Toil being evil is An instance where this mustve been submitted by them in the service of hedonic calculus. If we toil we have to consider what pleasures justify it. But I don’t think reasonable people would say that toil is pleasant when carrying out hedonic calculus.
It has precisely been my intention to bring the conversations on economics into the modern reality. That requires an evolution of the discourse, obviously, but I think understanding what the ancients said about economics (rather than call them wrong or silly) is a good starting point because they were the first to use Epicurean methods in this. I do not believe Metrodorus would’ve contradicted epicurus, but if you think that’s what is happening or that’s what I said, then that may explain you’re categorization if these writings as “unclear”.
Concerning the use of “natural”, Epicurus specifically used this word in LMenoeceus in the context of hedonic calculus and choices and avoidances, and a few of the Doctrines mention “natural” as a category, so if we approach the text on property management in good will we will see the connection.
I care about the Herculaneum texts because I spent weeks at the University of Loyola library reading and taking notes to make this content available to everyday people in the form of modern commentaries.
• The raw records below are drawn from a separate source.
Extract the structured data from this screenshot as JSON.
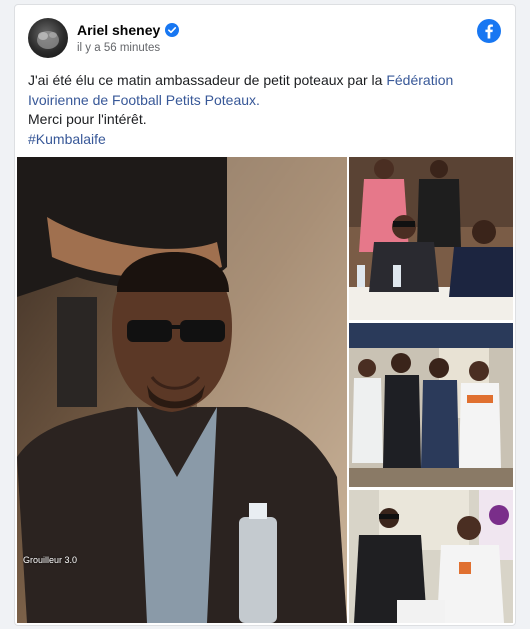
{
  "post": {
    "author": "Ariel sheney",
    "timestamp": "il y a 56 minutes",
    "text_line1_a": "J'ai été élu ce matin ambassadeur de petit poteaux par la ",
    "text_line1_link": "Fédération Ivoirienne de Football Petits Poteaux.",
    "text_line2": "Merci pour l'intérêt.",
    "hashtag": "#Kumbalaife"
  },
  "photos": {
    "watermark": "Grouilleur 3.0"
  },
  "colors": {
    "facebook_blue": "#1877f2",
    "link": "#385898",
    "verified": "#1877f2"
  },
  "icons": {
    "verified": "verified-badge-icon",
    "brand": "facebook-logo-icon"
  }
}
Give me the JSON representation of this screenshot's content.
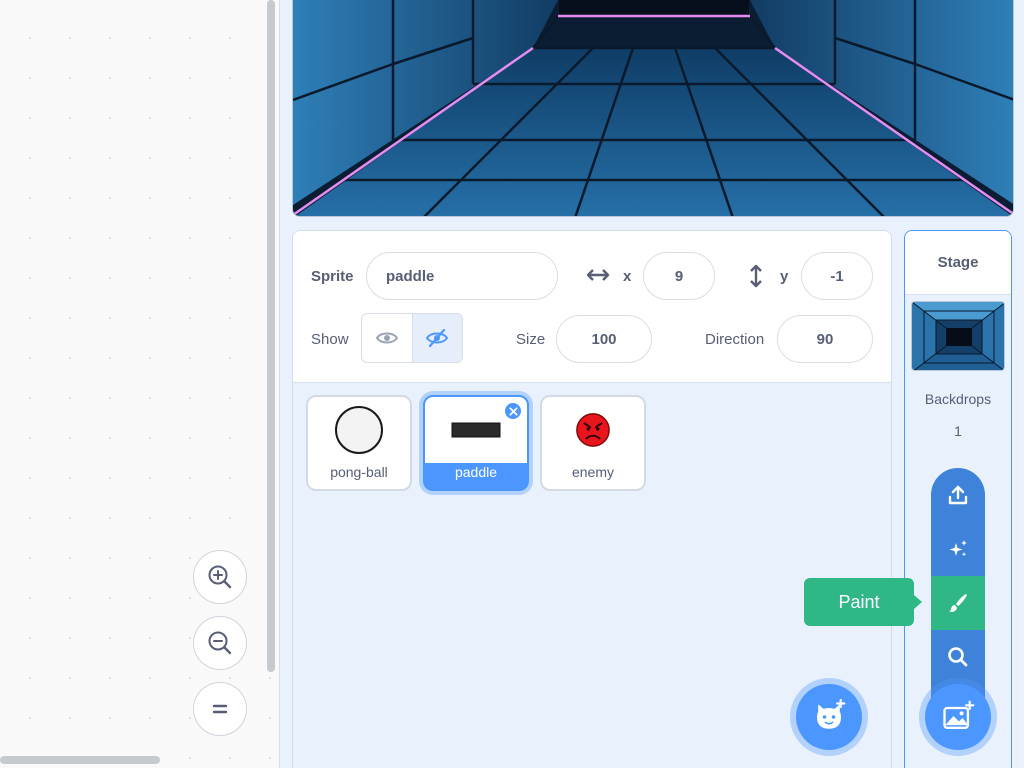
{
  "colors": {
    "accent": "#4c97ff",
    "paint_green": "#2fb886",
    "menu_blue": "#3f82d9",
    "text": "#575e75"
  },
  "code_area": {
    "zoom_in_icon": "zoom-in-icon",
    "zoom_out_icon": "zoom-out-icon",
    "zoom_reset_icon": "equals-icon"
  },
  "sprite_info": {
    "sprite_label": "Sprite",
    "sprite_name": "paddle",
    "x_label": "x",
    "x_value": "9",
    "y_label": "y",
    "y_value": "-1",
    "show_label": "Show",
    "visible": true,
    "size_label": "Size",
    "size_value": "100",
    "direction_label": "Direction",
    "direction_value": "90"
  },
  "sprites": [
    {
      "name": "pong-ball",
      "selected": false,
      "icon": "ball-thumbnail"
    },
    {
      "name": "paddle",
      "selected": true,
      "icon": "paddle-thumbnail"
    },
    {
      "name": "enemy",
      "selected": false,
      "icon": "angry-face-thumbnail"
    }
  ],
  "stage": {
    "header": "Stage",
    "backdrops_label": "Backdrops",
    "backdrops_count": "1"
  },
  "backdrop_menu": {
    "items": [
      "upload-icon",
      "surprise-icon",
      "paint-icon",
      "search-icon"
    ],
    "active": "paint-icon",
    "tooltip": "Paint"
  }
}
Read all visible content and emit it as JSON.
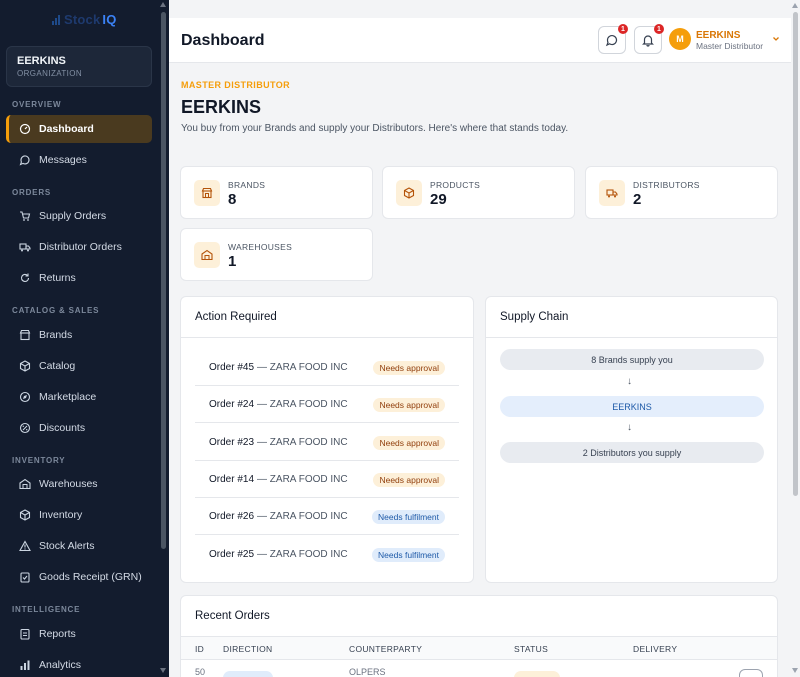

But if this is a subject that does not interest others we do not have to carry on with a study of economics. There will be another time and another audience for this.